Python 3, an illustrated tour
If you haven't had the chance to program in Python 3, this course is for you. We will cover the updates and new features found in Python 3. You will see examples of using the latest and greatest, and then try your hand going through the labs trying out these new features.
Once you are done with this course you will pine for using these features in your code.
Source code and course GitHub repositorygithub.com/talkpython/illustrated-python-3-course
What's this course about and how is it different?
This course will teach you to be extremely proficient with Python 3.
We assume you have a base knowledge of the subset of Python that runs in Python 2 and 3. We dive deep into every aspect of Python 3 and the PEP's that prompted those changes. From string formatting, f-strings and Unicode to number updates, to changes in classes and functions, this course covers it all. You will see the features in action and try them out for yourself.
In this course, you will:
- Learn how to use f-strings
- Dive into Unicode and discover the gotchas that you can easily prevent
- Create keyword only arguments for greater readability
- How to annotate your code for better collaboration and error checking
- Write your own async functions
- Master virtual environments, pip, and pipenv
- Learn about new modules in the standard library
- Learn how to annotate your code for better collaboration and error checking
- See how the async code works
- Discover extended unpacking
- And lots more
View the full course outline.
Who is this course for?
For anyone who has wanted to dive into the new features of Python 3. It is quite easy to write code that works in both Python 2 and 3. Many old Python developers are used to the features of 2 and have never looked into all of the new features that Python 3 provides. Many new programmers are using Python 3, but are missing out on new features like async and annotations.
Existing Python 3 users: If you aren't using Python to its full potential, you owe it to yourself to checkout this course and see a wealth of Python 3 features that you might not even know exist. You will see and explore most of them in this course!

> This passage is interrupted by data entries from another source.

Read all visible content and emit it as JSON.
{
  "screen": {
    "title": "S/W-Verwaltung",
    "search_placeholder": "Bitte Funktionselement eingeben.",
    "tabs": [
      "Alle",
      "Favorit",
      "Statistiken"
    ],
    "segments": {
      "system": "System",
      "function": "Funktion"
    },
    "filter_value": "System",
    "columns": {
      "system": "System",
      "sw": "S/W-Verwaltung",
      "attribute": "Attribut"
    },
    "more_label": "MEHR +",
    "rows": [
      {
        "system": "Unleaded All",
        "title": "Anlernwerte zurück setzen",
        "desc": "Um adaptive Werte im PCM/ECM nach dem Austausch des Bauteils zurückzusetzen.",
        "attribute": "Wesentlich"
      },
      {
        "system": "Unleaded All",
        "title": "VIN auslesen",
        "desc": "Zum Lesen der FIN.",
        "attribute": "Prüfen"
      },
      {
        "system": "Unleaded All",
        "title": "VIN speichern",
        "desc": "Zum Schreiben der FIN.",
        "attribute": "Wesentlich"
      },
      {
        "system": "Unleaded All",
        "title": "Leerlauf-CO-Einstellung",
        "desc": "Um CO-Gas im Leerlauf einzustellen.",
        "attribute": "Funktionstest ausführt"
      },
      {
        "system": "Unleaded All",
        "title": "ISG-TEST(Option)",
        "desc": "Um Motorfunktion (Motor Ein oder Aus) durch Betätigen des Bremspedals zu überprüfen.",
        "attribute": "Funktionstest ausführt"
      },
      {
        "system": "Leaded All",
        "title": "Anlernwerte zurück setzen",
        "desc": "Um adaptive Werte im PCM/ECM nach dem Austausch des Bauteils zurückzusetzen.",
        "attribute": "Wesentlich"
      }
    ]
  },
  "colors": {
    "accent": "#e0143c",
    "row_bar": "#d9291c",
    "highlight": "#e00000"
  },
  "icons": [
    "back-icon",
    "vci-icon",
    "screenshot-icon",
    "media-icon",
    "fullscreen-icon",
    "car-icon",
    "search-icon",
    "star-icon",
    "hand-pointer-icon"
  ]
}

Concepts backed by concise visuals
This course is packed with examples, visuals, and charts to help you make the most of the features of Python 3. You will get the code, the visuals, and the labs.
Here's an example of concepts in the Unicode section.
Follow along with subtitles and transcripts
Each course comes with subtitles and full transcripts. The transcripts are available as a separate searchable page for each lecture. They also are available in course-wide search results to help you find just the right lecture.
Get hands-on for almost every chapter
The best way to learn a new language or library features is to try it out. Every key concept has a section where you can dive in and try your hand at the feature. Not only will you understand how to use the feature, you will start to glean insight as to where and how you can apply this to your own code.
These exercises range in length from 10 minutes to about 20 minutes each.
Here is your turn for using Python 3.5's new async and await asynchronous programming model.
Who am I? Why should you take my course?
Who is Matt Harrison? I'm Matt. Thanks for dropping by. My friend Michael asked me to prepare a class to explain the cool new features in Python 3. There are a couple of reasons I'm especially qualified to teach you Python.
I've been using Python professionally since 2000 across a broad domain of areas. I ran the local Python group five years. Helping to mentor newbies and connect them with others in the industry.
I've been training and teaching for a long time. I've taught at large companies, small companies, universities, and many conferences. I've given courses for elementary students on programming drones with Python, and have taught retired professionals to program in Python.
I'm a best selling Python author. My most recent book Illustrated Guide to Python 3 has been a best seller on Amazon, as have my Learning the Pandas Library and my Treading on Python series.
Students like my training. I focus on the practical application. Below are some quotes from recent students.
"The hands-on activities were a great learning tool. Matt presented the material very well and did a great job of interacting with students and answering their questions and concerns. The material was perfect for learning new things with Python 3 and OOP!" - Jennifer S.
"Good overview of Python and showed a range of commands. Covered many aspects of the language and you were left with a sense of the capabilities." - Sam V.
"Matt's experience with Python and his ability to deal with those fundamental getting started problems. He demonstrated a way to get started, without getting bogged down by the overwhelming complexity and potential of Python." - Jake R.
"Matt obviously had an in-depth knowledge of Python and did a terrific job of explaining the material he presented. Questions were clearly answered and explanations of the code were easy to follow. Basing the course on the Markov Chain example was exceptionally well done. The example hits on many concepts that are important to an experienced programmer, with the code still being accessible to an entry-level programmer." - Anna O.
Free office hours keep you from getting stuck
One of the challenges of self-paced online learning is getting stuck. It can be hard to get the help you need to get unstuck.
That's why at Talk Python Training, we offer live, online office hours. You drop in and join a group of fellow students to chat about your course progress and see solutions via screen sharing.
Just visit your account page to see the upcoming office hour schedule.
Is this course based on Python 3 or Python 2?
This course is based upon Python 3.7. Python 2 now unsupported in 2020, we believe that it would be ill-advised to teach or learn Python 2. Moreover, the latest async features are only available in Python 3.5 or above.
The time to act is now
Take advantage of Python 3 and all the features and goodies it provides. Your code will be faster, cleaner, and easier for others to read as well.